[DATA FOR THIS TASK — start]
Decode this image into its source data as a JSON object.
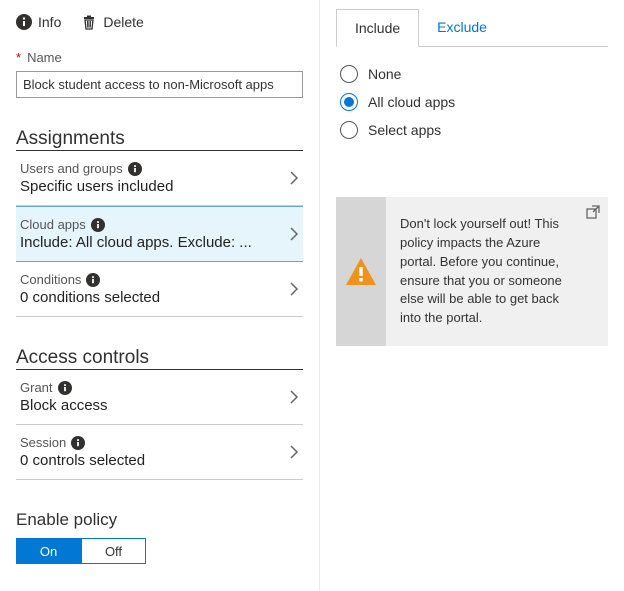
{
  "actions": {
    "info": "Info",
    "delete": "Delete"
  },
  "nameField": {
    "label": "Name",
    "value": "Block student access to non-Microsoft apps"
  },
  "sections": {
    "assignments": {
      "heading": "Assignments",
      "items": [
        {
          "title": "Users and groups",
          "subtitle": "Specific users included"
        },
        {
          "title": "Cloud apps",
          "subtitle": "Include: All cloud apps. Exclude: ..."
        },
        {
          "title": "Conditions",
          "subtitle": "0 conditions selected"
        }
      ]
    },
    "accessControls": {
      "heading": "Access controls",
      "items": [
        {
          "title": "Grant",
          "subtitle": "Block access"
        },
        {
          "title": "Session",
          "subtitle": "0 controls selected"
        }
      ]
    }
  },
  "enablePolicy": {
    "heading": "Enable policy",
    "on": "On",
    "off": "Off",
    "value": "On"
  },
  "rightPanel": {
    "tabs": {
      "include": "Include",
      "exclude": "Exclude",
      "active": "Include"
    },
    "radios": {
      "none": "None",
      "all": "All cloud apps",
      "select": "Select apps",
      "selected": "all"
    },
    "warning": "Don't lock yourself out! This policy impacts the Azure portal. Before you continue, ensure that you or someone else will be able to get back into the portal."
  }
}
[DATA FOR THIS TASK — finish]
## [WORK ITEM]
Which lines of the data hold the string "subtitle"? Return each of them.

## [TASK OUTPUT]
          "subtitle": "Specific users included"
          "subtitle": "Include: All cloud apps. Exclude: ..."
          "subtitle": "0 conditions selected"
          "subtitle": "Block access"
          "subtitle": "0 controls selected"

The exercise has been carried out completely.